WORK REQUEST:
Only lines containing the word "CARS" are needed; pull them out of the material.

· · · ·

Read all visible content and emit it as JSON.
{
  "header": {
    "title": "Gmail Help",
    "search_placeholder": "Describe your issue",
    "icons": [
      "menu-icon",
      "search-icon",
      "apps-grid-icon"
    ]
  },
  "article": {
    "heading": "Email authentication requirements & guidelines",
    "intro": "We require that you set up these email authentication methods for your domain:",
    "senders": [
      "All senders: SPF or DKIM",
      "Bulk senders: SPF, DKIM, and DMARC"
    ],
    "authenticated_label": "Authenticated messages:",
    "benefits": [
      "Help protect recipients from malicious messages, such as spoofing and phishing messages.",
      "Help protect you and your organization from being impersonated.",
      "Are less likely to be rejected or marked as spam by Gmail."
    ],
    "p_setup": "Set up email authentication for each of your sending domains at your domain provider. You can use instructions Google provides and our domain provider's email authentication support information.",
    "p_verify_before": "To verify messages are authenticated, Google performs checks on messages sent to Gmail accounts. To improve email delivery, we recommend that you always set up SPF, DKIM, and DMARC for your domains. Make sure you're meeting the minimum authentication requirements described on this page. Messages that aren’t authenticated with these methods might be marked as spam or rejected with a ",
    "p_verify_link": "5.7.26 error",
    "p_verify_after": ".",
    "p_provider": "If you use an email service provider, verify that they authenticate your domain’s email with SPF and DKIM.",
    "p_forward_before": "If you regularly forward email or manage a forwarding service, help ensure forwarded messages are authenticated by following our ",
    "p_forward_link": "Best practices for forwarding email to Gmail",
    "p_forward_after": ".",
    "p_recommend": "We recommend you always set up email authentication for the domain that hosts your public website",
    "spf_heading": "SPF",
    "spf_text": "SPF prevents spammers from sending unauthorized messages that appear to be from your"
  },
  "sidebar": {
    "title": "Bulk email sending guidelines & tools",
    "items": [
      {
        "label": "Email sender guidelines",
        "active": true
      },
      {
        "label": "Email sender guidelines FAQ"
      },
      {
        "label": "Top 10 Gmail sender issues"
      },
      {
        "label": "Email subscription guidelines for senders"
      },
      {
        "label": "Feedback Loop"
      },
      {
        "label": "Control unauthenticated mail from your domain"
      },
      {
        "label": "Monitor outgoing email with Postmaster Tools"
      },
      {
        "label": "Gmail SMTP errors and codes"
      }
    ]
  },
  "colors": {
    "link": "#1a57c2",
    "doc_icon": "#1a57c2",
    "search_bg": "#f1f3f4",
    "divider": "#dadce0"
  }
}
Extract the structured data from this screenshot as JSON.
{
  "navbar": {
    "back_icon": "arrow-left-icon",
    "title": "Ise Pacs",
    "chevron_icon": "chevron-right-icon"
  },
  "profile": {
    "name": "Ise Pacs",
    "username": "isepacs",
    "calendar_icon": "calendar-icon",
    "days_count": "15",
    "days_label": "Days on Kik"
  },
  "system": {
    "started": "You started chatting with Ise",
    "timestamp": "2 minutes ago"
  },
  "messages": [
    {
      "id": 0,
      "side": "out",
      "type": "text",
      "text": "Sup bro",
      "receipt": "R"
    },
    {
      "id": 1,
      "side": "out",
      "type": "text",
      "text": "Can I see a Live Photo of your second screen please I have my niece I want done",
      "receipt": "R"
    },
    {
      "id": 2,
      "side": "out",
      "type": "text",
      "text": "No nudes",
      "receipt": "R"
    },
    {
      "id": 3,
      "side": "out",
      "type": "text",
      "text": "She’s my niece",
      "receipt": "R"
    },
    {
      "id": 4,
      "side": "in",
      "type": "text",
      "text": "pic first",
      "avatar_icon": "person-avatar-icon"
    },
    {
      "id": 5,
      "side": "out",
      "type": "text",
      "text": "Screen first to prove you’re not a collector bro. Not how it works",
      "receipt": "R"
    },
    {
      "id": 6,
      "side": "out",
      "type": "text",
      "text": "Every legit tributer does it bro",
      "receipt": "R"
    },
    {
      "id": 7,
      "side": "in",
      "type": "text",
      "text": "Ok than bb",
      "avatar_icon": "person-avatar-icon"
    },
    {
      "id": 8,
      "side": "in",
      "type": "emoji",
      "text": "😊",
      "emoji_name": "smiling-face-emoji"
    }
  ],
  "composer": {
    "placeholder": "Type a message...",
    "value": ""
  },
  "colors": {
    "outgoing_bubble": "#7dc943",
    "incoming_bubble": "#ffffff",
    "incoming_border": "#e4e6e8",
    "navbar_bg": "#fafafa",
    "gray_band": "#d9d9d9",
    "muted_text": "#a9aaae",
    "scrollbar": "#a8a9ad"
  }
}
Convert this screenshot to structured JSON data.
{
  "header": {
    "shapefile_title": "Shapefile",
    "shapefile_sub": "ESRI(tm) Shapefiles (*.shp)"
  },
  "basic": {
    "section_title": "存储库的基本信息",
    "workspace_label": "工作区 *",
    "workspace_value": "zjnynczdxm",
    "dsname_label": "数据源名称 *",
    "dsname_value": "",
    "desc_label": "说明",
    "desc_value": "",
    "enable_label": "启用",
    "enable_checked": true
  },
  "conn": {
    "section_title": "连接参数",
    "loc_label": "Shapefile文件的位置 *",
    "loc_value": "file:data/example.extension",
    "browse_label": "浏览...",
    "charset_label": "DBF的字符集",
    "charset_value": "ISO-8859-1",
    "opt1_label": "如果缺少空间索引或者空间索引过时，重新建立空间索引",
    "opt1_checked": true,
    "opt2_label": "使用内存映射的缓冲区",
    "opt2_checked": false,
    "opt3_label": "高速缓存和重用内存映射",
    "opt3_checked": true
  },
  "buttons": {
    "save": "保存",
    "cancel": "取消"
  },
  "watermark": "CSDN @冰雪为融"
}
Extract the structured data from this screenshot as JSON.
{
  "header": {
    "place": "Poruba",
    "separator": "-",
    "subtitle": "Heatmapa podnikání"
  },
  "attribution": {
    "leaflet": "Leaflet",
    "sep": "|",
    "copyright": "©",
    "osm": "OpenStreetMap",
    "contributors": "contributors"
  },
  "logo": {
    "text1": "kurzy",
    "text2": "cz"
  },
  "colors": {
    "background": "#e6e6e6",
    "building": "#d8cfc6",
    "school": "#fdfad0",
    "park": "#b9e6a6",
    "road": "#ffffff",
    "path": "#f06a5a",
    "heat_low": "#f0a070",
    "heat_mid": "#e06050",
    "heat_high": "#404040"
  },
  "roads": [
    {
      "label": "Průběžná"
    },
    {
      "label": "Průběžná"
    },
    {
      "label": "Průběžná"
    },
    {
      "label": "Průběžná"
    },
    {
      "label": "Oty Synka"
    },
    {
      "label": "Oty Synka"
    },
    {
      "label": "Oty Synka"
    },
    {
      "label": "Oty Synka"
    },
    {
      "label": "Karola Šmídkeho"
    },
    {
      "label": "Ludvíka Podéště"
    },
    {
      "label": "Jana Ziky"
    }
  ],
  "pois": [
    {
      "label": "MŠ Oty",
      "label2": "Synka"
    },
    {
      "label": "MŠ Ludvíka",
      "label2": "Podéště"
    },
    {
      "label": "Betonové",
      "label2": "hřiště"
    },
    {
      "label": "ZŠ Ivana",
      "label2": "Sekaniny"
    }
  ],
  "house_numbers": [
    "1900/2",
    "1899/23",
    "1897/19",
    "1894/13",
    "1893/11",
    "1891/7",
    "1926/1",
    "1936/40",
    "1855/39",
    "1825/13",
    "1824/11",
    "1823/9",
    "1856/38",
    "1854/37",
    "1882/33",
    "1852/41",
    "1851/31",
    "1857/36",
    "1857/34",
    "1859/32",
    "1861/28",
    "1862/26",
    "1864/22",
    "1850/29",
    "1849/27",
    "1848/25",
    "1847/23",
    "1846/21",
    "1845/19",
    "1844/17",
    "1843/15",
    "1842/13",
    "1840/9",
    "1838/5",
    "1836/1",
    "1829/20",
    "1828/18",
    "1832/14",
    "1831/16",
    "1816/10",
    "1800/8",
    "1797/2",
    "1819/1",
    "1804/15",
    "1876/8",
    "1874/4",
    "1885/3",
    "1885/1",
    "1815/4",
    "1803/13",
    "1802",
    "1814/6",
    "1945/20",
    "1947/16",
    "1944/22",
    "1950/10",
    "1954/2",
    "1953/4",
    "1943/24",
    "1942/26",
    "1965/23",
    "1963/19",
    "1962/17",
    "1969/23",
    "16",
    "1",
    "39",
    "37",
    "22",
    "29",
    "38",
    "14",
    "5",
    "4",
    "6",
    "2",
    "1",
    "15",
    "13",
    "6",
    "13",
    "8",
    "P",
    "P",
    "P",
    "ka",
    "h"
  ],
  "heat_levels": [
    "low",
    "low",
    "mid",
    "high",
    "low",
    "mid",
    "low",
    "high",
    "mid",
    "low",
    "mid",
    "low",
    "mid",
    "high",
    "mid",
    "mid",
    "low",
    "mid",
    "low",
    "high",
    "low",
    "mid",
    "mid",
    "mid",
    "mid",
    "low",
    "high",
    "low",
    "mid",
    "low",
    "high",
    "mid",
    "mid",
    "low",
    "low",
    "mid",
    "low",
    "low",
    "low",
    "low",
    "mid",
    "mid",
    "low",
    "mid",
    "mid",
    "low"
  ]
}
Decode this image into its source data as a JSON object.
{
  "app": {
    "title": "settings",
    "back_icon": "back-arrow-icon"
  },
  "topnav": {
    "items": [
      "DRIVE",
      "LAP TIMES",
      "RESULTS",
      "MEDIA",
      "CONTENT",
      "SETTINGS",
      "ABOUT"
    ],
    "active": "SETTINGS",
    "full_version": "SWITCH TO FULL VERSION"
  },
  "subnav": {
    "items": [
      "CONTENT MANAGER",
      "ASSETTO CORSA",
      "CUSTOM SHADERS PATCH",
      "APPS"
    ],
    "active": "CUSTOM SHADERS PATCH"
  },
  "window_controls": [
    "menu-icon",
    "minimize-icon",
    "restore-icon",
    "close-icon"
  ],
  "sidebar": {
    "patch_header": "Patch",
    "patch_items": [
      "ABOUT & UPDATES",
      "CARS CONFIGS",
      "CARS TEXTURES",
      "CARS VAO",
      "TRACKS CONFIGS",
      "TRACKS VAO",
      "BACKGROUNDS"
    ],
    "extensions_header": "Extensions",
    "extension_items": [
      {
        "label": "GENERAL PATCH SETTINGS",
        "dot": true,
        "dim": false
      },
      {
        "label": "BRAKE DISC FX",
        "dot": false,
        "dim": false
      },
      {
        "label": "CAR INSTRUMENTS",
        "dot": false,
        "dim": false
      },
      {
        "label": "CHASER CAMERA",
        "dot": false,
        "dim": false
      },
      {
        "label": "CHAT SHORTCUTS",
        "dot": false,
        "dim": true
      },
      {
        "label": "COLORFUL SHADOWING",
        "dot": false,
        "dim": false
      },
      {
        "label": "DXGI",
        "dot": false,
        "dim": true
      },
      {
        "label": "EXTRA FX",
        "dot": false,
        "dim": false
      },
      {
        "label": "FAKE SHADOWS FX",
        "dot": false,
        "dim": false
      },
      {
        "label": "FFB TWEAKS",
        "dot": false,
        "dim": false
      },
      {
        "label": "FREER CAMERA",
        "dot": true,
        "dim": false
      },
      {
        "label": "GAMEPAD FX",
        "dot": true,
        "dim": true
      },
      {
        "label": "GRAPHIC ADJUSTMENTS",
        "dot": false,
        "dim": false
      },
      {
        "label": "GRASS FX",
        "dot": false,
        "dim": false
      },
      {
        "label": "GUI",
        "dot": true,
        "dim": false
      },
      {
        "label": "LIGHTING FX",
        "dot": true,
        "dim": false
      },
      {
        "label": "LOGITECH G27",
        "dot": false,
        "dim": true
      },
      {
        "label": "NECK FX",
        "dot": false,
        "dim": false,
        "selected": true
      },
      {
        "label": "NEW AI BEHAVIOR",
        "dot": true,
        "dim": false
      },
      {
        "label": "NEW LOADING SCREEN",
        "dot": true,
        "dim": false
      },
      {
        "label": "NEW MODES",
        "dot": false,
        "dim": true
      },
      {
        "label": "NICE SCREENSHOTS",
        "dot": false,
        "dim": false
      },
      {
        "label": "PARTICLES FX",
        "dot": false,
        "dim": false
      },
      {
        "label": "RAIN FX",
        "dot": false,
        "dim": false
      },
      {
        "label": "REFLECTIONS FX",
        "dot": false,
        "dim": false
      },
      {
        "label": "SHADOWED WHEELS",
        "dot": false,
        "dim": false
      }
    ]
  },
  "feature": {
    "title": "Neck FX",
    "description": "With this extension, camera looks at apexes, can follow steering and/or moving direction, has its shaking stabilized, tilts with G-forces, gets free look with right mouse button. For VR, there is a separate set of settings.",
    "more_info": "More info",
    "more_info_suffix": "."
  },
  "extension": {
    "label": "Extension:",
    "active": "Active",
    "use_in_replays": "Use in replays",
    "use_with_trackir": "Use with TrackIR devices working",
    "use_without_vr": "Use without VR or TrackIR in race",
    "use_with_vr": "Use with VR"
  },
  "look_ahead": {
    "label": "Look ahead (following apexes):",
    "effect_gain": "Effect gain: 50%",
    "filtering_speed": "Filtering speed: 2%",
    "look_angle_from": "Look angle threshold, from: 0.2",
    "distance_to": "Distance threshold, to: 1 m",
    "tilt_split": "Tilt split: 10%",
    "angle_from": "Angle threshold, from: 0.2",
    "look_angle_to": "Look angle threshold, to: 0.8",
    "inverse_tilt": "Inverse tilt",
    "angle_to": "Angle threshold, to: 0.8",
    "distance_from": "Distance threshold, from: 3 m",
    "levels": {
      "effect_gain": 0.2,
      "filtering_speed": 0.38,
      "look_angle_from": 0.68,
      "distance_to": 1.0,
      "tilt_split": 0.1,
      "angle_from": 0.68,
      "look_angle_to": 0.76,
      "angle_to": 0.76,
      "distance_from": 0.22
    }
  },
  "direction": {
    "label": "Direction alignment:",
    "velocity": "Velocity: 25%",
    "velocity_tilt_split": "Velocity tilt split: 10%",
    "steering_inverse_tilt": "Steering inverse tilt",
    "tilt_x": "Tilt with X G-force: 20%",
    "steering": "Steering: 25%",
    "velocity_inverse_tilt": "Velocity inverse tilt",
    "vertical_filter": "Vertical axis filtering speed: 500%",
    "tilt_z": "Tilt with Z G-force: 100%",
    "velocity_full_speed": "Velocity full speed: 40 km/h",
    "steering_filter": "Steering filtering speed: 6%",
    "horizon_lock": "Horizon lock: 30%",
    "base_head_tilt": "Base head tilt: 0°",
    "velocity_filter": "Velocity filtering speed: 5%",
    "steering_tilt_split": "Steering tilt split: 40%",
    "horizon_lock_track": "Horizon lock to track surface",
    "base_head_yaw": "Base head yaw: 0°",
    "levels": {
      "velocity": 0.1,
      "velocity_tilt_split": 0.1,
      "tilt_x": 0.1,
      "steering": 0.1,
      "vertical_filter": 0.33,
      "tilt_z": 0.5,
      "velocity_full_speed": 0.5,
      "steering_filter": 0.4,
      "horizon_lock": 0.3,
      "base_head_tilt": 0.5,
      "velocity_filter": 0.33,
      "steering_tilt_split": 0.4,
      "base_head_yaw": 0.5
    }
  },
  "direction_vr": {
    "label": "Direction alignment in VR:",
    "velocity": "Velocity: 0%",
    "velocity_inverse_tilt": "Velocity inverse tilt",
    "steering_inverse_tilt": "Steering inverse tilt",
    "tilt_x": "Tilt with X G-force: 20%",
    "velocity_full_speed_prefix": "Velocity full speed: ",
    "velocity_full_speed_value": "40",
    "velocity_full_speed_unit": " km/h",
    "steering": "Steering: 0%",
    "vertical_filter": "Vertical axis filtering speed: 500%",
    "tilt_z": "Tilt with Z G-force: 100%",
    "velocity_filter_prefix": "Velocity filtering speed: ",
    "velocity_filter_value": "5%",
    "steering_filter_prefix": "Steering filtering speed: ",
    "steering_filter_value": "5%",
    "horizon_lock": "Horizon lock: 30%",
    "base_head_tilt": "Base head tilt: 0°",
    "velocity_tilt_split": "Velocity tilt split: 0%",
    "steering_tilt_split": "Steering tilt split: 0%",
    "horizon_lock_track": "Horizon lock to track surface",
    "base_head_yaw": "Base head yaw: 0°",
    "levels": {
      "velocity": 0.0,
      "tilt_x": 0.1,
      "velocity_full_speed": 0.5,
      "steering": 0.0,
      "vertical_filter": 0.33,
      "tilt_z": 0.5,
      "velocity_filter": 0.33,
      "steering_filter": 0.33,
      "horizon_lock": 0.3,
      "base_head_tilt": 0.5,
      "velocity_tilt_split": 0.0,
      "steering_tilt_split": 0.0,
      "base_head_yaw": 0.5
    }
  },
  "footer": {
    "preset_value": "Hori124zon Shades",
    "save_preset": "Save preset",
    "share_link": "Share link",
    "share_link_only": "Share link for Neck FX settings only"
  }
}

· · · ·

SOLUTION TO THIS EXERCISE:
      "CARS CONFIGS",
      "CARS TEXTURES",
      "CARS VAO",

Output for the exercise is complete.